thedeathofall wrote:Okay well thanks for all the help. Especially you Tech.
I should increase bore size, but by how much? I could extend the pump out to 8 inches (max) which would be about a 7.5 inch stroke. I would really like to try to keep the gun as one piece, which is why the built in pump. Trying to carry a stirrup pump on top of everything else may be a problem. (then again, It may be the only solution)Bye the way, Nice drawing. Well done.
Thanks! As wierd as it sounds, I find making gun designs on microsoft paint, is very relaxing. I can use the system really well, its not complicated, and while it can take a while, it usually turns out okay.
Me neither, which is why I ask
I was kind of hoping Tech would answer because he seems to know how explain things. Maybe he should change his name to Teach
Should I increase the bore size.. LOL.. tee hee snork. giggle. Umm, did you mean decrease the bore size? Maybe lengthen the stroke? If so the answer is yes. A bigger bore is more area and more force needed to push it. Sorry I shouldn't laugh at you..
Since you spoke of going to a lower pressure, the bore is fine and would work fine for a 1 hand pump. A two hand pump like a regular tire pump can be larger like mine for lower pressure and higher volume per stroke. Mine has a 15 inch stroke, but that would be pretty much impossible to use single handed on a gun instead of on the ground. Guys that are out of shape have trouble with two hands getting it much past 50 PSI.
When I use it on a small chamber, about the best I can push (I'm over 200 Lbs) is just over 100 PSI.
The large volume makes pumping my smaller cannon a fast job with just a couple dozen strokes to get it up to pressure. The small cannon has a chamber volume of 54 cu in.
Hand pumped air rifles (not spring) often use a lever. If we look at the mechanical advantage a few things start to show.
At 1/2 stroke the mechanical advantage is about 2:1. Nice. At the end of the stroke where the pressure is very high, the lever in hitting the end of the stroke is even higher, much like at the end of a gas engine compression stroke, the piston moves little while the crank turns a lot.
The multi pump rifles on this page are examples. The lever action is operated several times to operate a pump off the lever. The lever is much like that in vise grip pliers that use less force at the end of the high pressure stroke.
Lever action sports pump. Easier end of stroke operation.

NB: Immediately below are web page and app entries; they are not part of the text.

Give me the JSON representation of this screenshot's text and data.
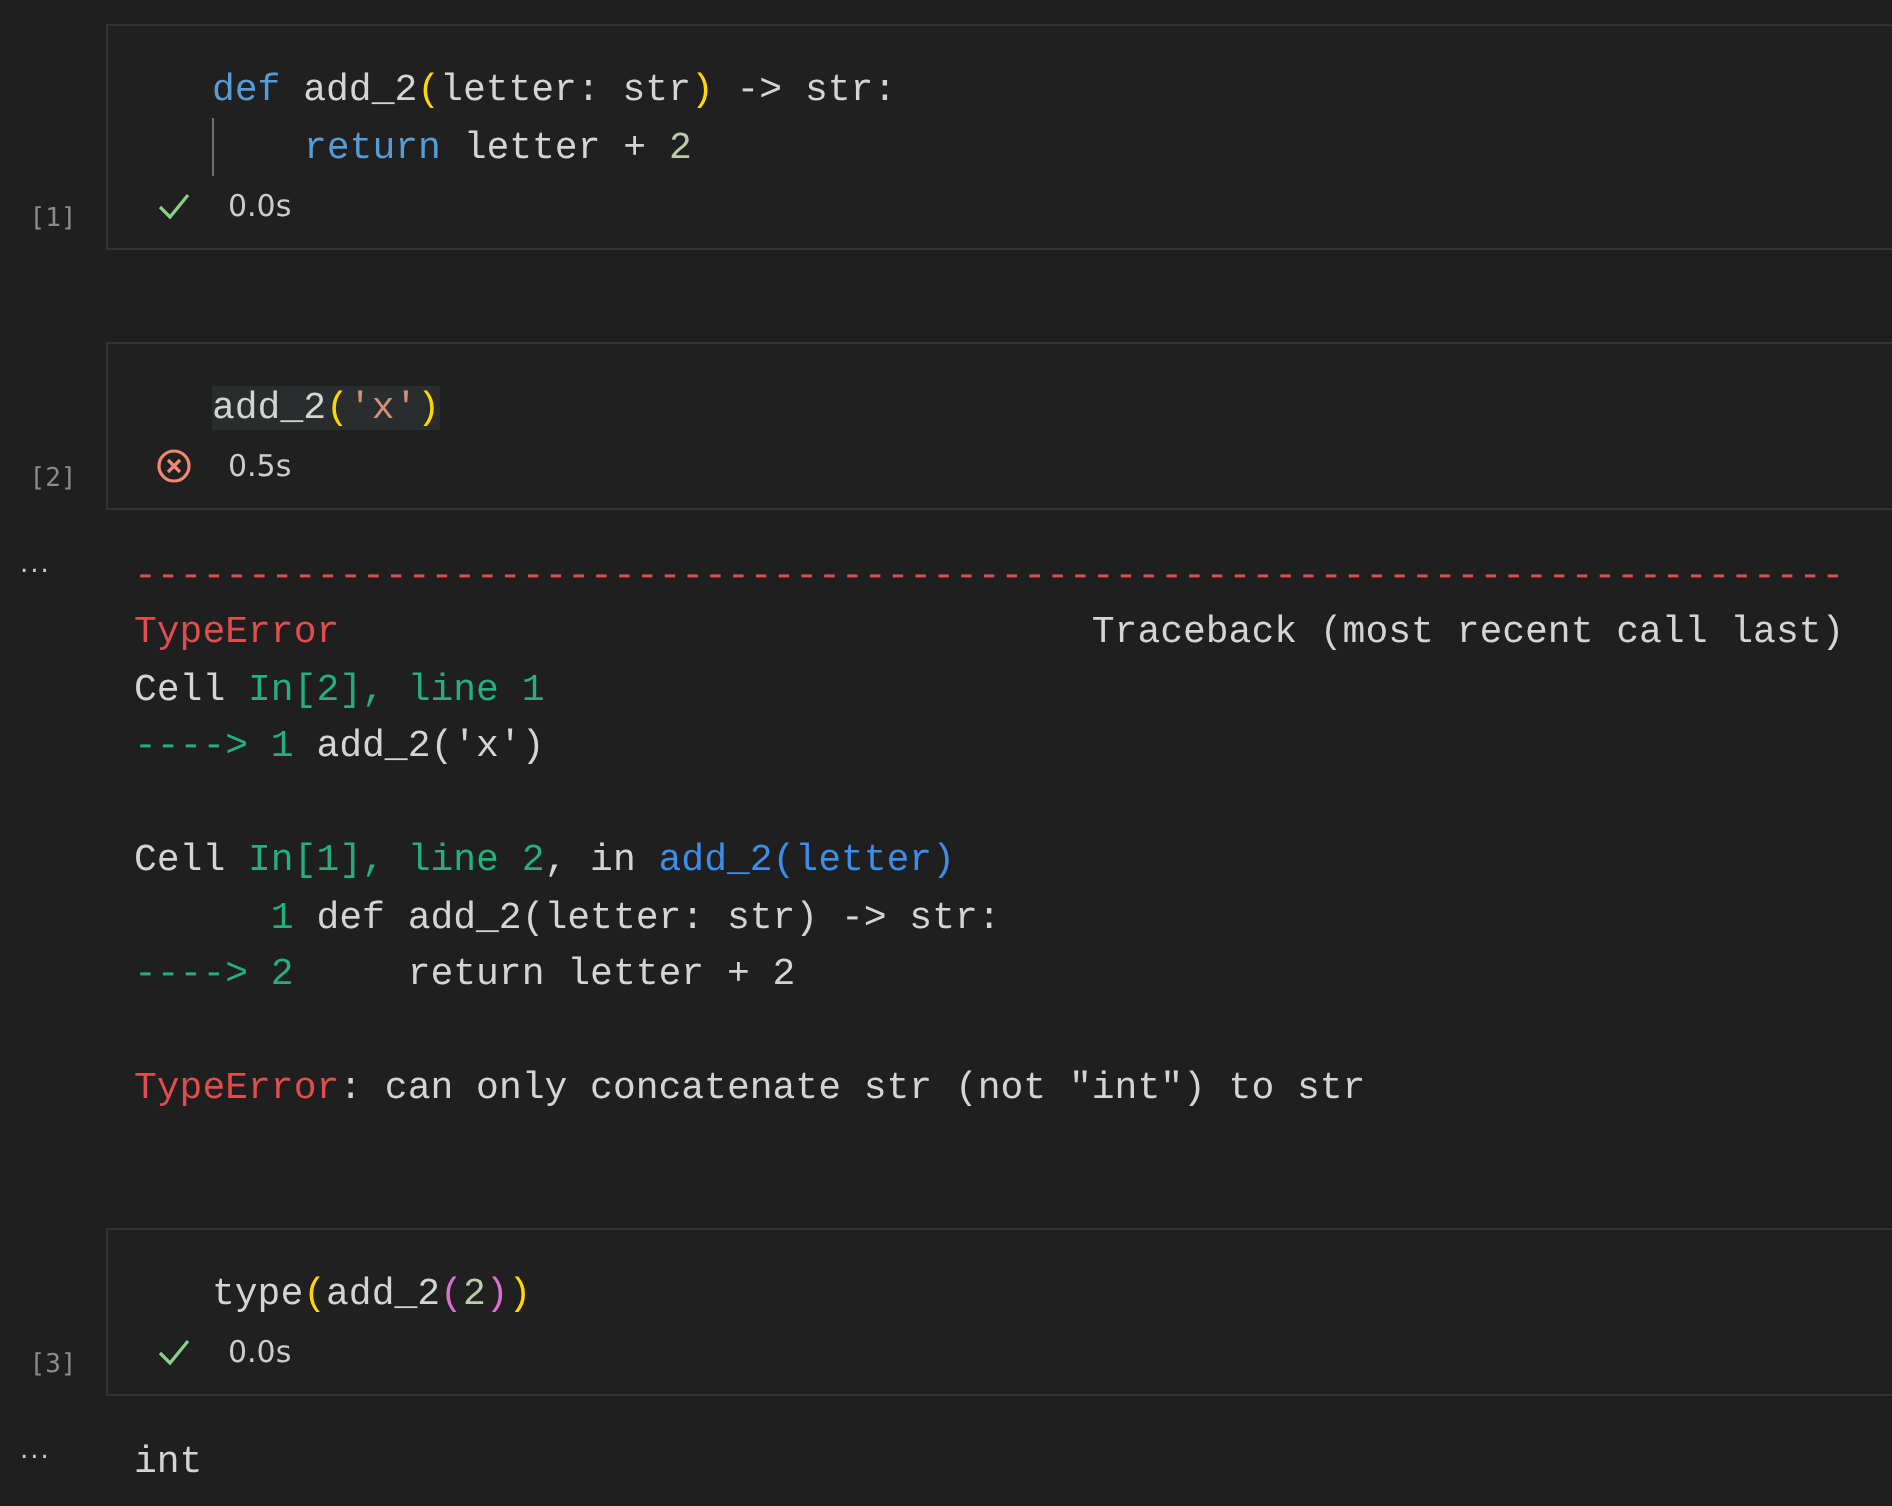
{
  "cells": [
    {
      "prompt": "[1]",
      "error": false,
      "time": "0.0s",
      "lines": [
        {
          "indent": false,
          "highlighted": false,
          "tokens": [
            {
              "t": "def",
              "kind": "keyword"
            },
            {
              "t": " add_2",
              "kind": "plain"
            },
            {
              "t": "(",
              "kind": "paren"
            },
            {
              "t": "letter: str",
              "kind": "plain"
            },
            {
              "t": ")",
              "kind": "paren"
            },
            {
              "t": " -> str:",
              "kind": "plain"
            }
          ]
        },
        {
          "indent": true,
          "highlighted": false,
          "tokens": [
            {
              "t": "return",
              "kind": "keyword"
            },
            {
              "t": " letter + ",
              "kind": "plain"
            },
            {
              "t": "2",
              "kind": "number"
            }
          ]
        }
      ]
    },
    {
      "prompt": "[2]",
      "error": true,
      "time": "0.5s",
      "lines": [
        {
          "indent": false,
          "highlighted": true,
          "tokens": [
            {
              "t": "add_2",
              "kind": "plain"
            },
            {
              "t": "(",
              "kind": "paren"
            },
            {
              "t": "'x'",
              "kind": "string"
            },
            {
              "t": ")",
              "kind": "paren"
            }
          ]
        }
      ],
      "output": {
        "marker": "...",
        "lines": [
          {
            "spaced": false,
            "tokens": [
              {
                "t": "---------------------------------------------------------------------------",
                "kind": "red"
              }
            ]
          },
          {
            "spaced": false,
            "tokens": [
              {
                "t": "TypeError",
                "kind": "red"
              },
              {
                "t": "                                 Traceback (most recent call last)",
                "kind": "plain"
              }
            ]
          },
          {
            "spaced": false,
            "tokens": [
              {
                "t": "Cell ",
                "kind": "plain"
              },
              {
                "t": "In[2], line 1",
                "kind": "green"
              }
            ]
          },
          {
            "spaced": false,
            "tokens": [
              {
                "t": "----> 1 ",
                "kind": "green"
              },
              {
                "t": "add_2('x')",
                "kind": "plain"
              }
            ]
          },
          {
            "spaced": true,
            "tokens": [
              {
                "t": "Cell ",
                "kind": "plain"
              },
              {
                "t": "In[1], line 2",
                "kind": "green"
              },
              {
                "t": ", in ",
                "kind": "plain"
              },
              {
                "t": "add_2(letter)",
                "kind": "blue"
              }
            ]
          },
          {
            "spaced": false,
            "tokens": [
              {
                "t": "      1 ",
                "kind": "green"
              },
              {
                "t": "def add_2(letter: str) -> str:",
                "kind": "plain"
              }
            ]
          },
          {
            "spaced": false,
            "tokens": [
              {
                "t": "----> 2 ",
                "kind": "green"
              },
              {
                "t": "    return letter + 2",
                "kind": "plain"
              }
            ]
          },
          {
            "spaced": true,
            "tokens": [
              {
                "t": "TypeError",
                "kind": "red"
              },
              {
                "t": ": can only concatenate str (not \"int\") to str",
                "kind": "plain"
              }
            ]
          }
        ]
      }
    },
    {
      "prompt": "[3]",
      "error": false,
      "time": "0.0s",
      "lines": [
        {
          "indent": false,
          "highlighted": false,
          "tokens": [
            {
              "t": "type",
              "kind": "plain"
            },
            {
              "t": "(",
              "kind": "paren"
            },
            {
              "t": "add_2",
              "kind": "plain"
            },
            {
              "t": "(",
              "kind": "paren2"
            },
            {
              "t": "2",
              "kind": "number"
            },
            {
              "t": ")",
              "kind": "paren2"
            },
            {
              "t": ")",
              "kind": "paren"
            }
          ]
        }
      ],
      "output": {
        "marker": "...",
        "lines": [
          {
            "spaced": false,
            "tokens": [
              {
                "t": "int",
                "kind": "plain"
              }
            ]
          }
        ]
      }
    }
  ]
}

On teaching, teaching the willing is fine. Getting a class full of clowns with behavior issues is for the birds. I mentor, not teach. I get paid to do what I like to do. It's much more rewarding.
You get better quality students because they are there to learn. Makes a big difference when teaching (mentoring) those who are trying to learn. They are a real pleasure.